Entries shown -
..............................
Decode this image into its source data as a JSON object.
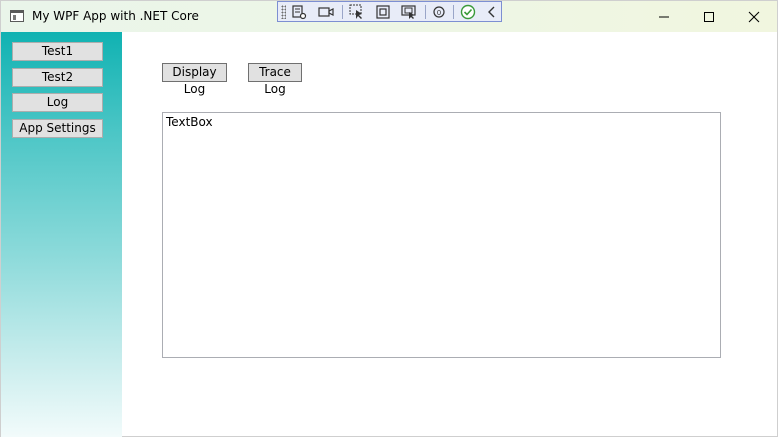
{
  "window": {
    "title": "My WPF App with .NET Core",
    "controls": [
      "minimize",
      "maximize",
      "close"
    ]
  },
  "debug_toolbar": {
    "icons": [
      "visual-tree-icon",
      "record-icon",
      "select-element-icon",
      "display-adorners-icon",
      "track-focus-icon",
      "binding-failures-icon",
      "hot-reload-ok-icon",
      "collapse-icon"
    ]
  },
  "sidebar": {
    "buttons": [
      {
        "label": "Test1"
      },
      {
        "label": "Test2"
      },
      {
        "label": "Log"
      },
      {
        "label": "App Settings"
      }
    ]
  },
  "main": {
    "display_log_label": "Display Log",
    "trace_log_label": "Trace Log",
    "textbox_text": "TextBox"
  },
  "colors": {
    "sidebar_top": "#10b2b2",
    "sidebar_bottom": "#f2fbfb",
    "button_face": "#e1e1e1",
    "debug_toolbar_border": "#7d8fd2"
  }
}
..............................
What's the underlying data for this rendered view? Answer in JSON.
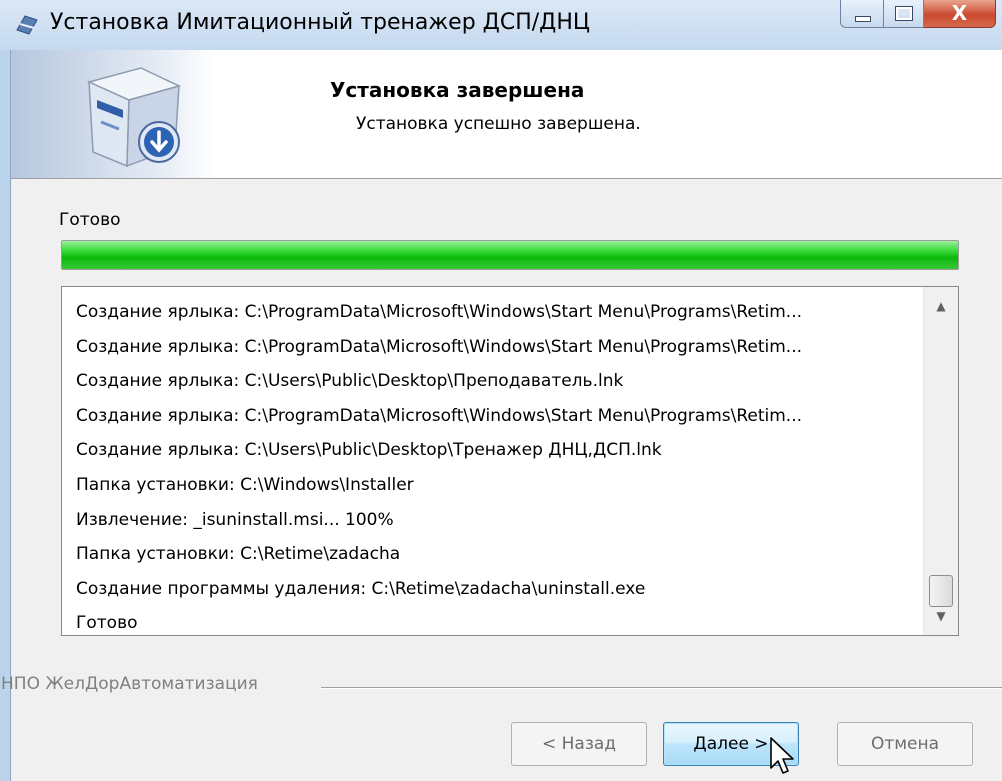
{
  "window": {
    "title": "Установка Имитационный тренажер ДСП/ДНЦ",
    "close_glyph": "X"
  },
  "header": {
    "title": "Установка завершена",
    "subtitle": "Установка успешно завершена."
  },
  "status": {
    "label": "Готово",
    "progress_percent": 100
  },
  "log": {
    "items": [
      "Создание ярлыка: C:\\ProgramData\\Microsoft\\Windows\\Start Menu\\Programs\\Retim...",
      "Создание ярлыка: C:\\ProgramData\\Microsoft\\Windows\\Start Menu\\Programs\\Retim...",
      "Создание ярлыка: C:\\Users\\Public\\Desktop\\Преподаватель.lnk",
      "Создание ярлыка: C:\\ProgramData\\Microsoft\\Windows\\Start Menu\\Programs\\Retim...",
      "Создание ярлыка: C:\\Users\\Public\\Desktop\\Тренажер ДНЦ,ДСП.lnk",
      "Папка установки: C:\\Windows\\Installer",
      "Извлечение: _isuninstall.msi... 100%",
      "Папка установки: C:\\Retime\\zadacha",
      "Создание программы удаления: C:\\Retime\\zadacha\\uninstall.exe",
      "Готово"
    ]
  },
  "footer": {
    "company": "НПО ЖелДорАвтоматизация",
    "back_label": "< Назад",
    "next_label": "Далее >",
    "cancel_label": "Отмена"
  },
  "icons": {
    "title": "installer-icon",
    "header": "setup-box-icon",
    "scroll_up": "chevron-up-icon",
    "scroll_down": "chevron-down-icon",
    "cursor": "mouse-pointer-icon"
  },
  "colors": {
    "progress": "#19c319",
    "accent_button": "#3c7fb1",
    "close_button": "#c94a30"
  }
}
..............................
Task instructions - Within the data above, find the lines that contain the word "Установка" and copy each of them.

Solution to this problem -
    "title": "Установка Имитационный тренажер ДСП/ДНЦ",
    "title": "Установка завершена",
    "subtitle": "Установка успешно завершена."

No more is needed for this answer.